For this blog, I needed a syntax highlighter for the code examples that will be shown here. I soon found SyntaxHighlighter as I was looking for an unobtrusive JavaScript solution. But there's one thing that I didn't like about it. You need to load all JavaScript files in advance even if you don't need syntax highlighting on a given page. This is not a problem when you're building static pages, because then you can just include the needed JavaScript files yourself. For this blog however I wanted SyntaxHighlighter to be loaded on demand without specifying for which page the SyntaxHighlighter should be loaded.
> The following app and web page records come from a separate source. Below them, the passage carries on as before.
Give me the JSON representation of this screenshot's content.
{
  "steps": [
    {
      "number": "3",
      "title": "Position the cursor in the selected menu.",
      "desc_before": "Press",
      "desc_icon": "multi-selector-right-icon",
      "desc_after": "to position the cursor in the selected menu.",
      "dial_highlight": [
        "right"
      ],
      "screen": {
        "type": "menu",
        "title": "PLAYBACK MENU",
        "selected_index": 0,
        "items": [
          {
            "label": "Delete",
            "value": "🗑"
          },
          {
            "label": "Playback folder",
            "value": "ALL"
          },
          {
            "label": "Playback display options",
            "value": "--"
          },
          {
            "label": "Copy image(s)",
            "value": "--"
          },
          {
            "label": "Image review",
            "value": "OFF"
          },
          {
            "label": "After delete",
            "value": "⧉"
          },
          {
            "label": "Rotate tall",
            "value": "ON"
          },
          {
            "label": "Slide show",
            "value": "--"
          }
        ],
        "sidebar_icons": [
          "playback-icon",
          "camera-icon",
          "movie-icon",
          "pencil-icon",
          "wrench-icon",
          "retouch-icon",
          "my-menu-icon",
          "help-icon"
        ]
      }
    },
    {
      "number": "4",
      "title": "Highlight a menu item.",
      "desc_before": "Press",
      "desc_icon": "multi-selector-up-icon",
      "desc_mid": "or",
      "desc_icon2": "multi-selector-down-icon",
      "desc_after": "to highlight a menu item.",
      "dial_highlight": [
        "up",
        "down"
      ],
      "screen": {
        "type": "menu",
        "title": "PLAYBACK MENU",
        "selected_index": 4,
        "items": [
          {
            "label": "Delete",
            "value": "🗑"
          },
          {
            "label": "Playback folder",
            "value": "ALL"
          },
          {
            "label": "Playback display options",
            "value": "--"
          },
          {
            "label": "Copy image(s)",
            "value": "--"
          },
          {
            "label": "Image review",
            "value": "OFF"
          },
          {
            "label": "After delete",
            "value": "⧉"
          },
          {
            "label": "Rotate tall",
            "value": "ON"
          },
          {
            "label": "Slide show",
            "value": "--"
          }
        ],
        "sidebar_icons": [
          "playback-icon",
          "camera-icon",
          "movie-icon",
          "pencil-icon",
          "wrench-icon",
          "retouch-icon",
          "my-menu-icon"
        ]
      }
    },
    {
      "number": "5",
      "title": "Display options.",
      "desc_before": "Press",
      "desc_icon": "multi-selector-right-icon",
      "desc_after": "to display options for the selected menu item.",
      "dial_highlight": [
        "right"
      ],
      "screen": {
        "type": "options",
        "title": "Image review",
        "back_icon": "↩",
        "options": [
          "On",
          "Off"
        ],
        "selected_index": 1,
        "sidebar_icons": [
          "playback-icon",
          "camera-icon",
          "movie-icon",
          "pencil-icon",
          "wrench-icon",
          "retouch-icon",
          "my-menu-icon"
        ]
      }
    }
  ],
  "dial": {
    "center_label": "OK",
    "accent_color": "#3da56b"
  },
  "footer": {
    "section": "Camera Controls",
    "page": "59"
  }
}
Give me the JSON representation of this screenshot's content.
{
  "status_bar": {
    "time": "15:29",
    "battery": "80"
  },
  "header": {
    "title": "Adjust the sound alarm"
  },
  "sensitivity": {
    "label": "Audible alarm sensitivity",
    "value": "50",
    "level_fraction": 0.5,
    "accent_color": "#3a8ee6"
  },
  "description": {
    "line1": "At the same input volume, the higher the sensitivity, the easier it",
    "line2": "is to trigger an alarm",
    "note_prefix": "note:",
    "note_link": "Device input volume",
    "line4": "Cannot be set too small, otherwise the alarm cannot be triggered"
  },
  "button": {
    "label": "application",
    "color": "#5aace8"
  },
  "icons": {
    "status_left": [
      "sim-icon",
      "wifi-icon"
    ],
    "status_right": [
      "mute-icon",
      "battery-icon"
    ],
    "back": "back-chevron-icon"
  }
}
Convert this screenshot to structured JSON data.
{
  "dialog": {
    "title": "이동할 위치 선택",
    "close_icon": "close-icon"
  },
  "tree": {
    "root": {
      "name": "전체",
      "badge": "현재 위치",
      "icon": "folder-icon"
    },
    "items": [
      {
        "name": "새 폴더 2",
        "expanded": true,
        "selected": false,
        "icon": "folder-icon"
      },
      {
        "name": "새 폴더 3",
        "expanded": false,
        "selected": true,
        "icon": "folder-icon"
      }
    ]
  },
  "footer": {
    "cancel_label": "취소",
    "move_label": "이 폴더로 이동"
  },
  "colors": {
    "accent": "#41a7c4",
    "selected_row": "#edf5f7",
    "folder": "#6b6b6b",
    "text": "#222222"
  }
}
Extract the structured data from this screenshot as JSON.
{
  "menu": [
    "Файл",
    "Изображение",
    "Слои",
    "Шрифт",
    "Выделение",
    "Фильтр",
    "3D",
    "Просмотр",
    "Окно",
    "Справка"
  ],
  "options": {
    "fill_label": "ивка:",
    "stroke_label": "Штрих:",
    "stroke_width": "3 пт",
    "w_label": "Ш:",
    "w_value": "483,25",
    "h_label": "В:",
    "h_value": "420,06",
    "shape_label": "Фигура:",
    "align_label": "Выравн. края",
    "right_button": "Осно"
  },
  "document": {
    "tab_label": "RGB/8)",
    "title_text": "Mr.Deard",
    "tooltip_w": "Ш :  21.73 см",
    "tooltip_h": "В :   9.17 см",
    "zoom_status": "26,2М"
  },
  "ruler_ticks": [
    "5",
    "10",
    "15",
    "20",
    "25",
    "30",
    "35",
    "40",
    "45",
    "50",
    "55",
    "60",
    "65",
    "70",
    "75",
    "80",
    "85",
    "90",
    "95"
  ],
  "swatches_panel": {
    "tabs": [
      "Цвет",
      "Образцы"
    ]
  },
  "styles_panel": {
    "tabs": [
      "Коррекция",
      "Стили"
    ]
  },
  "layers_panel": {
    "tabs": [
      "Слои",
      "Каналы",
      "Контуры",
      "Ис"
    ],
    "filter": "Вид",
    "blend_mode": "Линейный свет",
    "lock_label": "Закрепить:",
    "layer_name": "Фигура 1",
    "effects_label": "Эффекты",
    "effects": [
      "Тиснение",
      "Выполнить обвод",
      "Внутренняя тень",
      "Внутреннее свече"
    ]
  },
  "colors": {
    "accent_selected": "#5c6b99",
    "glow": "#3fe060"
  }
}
So I came up with the nifty JavaScript solution below. It uses jQuery because jQuery is already loaded on all pages of this blog. But it shouldn't be so hard to do the same without jQuery.

	function() {

		// only load syntax hilighter when needed
		// So check for any HTML <pre> elements for which the class attribute starts with 'brush'
		if ($("pre[class^=brush]").length > 0) {
			var jsPath = themeUrl + '/js/hilighter/';
			var cssPath = themeUrl + '/css/hilighter/';
			// Defines which languages should be supported
			var brushes = ['Bash','Php','Plain','JScript', 'Sql'];
			var jsBrushes = '';
			for (var i = 0; i < brushes.length; i) {
				jsBrushes  = '<script src="' + jsPath + 'shBrush' + brushes[i] + '.js" type="text/javascript"></script>';
			// Append SyntaxHighlighter scripts to the HTML head
				'<script src="' + jsPath + 'shCore.js" type="text/javascript"></script>' +
				  jsBrushes +
				  '<link rel="stylesheet" href="' + cssPath + 'shCore.css" type="text/css">' +
				  '<link rel="stylesheet" href="' + cssPath + 'shThemeDefault.css" type="text/css">'
			// Apply SyntaxHilighlighter

I think the script is pretty much self-explanatory. First we check if there are one or more PRE-elements having a classname that starts with "brush". If one or more of such PRE-elements exist in our HTML code, the appropriate SyntaxHighlighter CSS and JavaScript files will be loaded by adding script tags to the HTML head.